Ideology played a minor role in faculty engage­ment, with 83 percent of conservative faculty and 74 percent of liberal faculty being uninvolved. While almost 15 percent of liberals openly supported the protests, only 5 percent helped plan and 5 percent joined in the protests. Only 4 percent of conservative faculty openly voiced support, while 2 percent joined in the protests and 11 percent helped plan protests in some way. So, once again, while liberal faculty made more noise, relatively few faculty were actively engaged in the protests. I found few differences by discipline: 75 percent or more of professors in every discipline were disengaged completely from the protests. Roughly 20 percent of those in engineering, the humanities, and social sciences supported and engaged with the protests, compared with barely 10 percent of those in the hard sciences and business.
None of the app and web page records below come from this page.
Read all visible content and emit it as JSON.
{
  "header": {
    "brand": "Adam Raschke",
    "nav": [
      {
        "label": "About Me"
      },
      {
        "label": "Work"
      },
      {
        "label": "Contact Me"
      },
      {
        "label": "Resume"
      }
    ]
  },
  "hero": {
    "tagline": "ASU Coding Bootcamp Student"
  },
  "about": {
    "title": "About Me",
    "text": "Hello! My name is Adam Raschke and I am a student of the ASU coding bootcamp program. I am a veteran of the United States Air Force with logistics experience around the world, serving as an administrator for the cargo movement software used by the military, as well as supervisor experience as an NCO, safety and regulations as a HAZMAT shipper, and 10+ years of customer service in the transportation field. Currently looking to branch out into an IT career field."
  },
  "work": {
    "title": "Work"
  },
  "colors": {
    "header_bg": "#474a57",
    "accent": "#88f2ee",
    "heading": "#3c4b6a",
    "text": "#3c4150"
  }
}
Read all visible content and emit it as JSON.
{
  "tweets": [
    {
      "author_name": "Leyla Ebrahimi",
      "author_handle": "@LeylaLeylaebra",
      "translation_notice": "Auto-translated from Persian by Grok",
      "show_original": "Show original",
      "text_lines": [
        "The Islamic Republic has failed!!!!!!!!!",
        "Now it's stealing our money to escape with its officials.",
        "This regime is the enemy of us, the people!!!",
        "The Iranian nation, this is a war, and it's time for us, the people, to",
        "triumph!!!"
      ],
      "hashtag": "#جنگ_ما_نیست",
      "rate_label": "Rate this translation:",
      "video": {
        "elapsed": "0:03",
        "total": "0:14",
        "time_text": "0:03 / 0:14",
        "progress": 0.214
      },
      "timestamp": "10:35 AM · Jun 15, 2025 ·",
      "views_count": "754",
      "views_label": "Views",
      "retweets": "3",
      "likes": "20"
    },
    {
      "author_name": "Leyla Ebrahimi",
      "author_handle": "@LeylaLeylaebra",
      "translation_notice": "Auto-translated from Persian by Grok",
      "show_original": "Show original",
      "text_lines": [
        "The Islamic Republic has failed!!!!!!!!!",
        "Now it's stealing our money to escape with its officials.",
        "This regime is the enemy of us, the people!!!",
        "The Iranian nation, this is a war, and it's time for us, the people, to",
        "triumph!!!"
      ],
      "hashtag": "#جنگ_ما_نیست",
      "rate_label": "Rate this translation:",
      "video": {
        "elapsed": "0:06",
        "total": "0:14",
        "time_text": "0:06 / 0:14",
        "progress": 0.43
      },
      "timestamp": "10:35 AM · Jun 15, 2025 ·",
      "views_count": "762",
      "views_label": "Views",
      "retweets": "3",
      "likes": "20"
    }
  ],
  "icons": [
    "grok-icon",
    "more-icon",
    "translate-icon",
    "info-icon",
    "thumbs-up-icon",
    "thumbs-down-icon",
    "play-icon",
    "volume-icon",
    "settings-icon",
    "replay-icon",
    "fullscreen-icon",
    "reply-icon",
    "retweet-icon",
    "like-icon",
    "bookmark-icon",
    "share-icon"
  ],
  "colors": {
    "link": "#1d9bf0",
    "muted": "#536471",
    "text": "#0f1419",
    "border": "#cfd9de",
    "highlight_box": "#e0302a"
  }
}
These facts, which were established during the tumul­tuous 2016 election cycle, show that engagement with the protests and political activities on campuses was not widespread—most faculty simply turned away.


With postelection stories flooding the media, it is not surprising that many believe that faculty are deeply politically engaged. Professors appear regularly in the media, and blogs featuring academic research such as The Upshot and The Monkey Cage are widely read.

The data presented above show that concerns about faculty political behavior and the political influence of faculty on the ground are overblown. Of course, faculty are generally well regarded as a group, and they certainly influence campus politics and classroom discussions. However, data collected after the election make it clear that professors are not significantly more engaged than other well-educated Americans. Moreover, faculty members are not gener­ally leading the protests on their campuses. In fact, a greater number of professors have turned away from protests entirely today than did in the violent late 1960s. So while an editorial in the Washington Times claimed that “college campuses are filled with angry, ignorant students influenced by politically progressive and Marxist professors who don’t mind tossing a rock or two at building windows whenever a conserva­tive speaker comes to town,” such perceptions are simply wrong. Despite the rarified position that the professoriate cultivates and the continued focus on activist professors, many in the profession are silent and disconnected from politics and real community engagement.

Samuel J. Abrams is professor of politics at Sarah Lawrence College and a visiting fellow at the American Enterprise Institute. His email address is [email protected].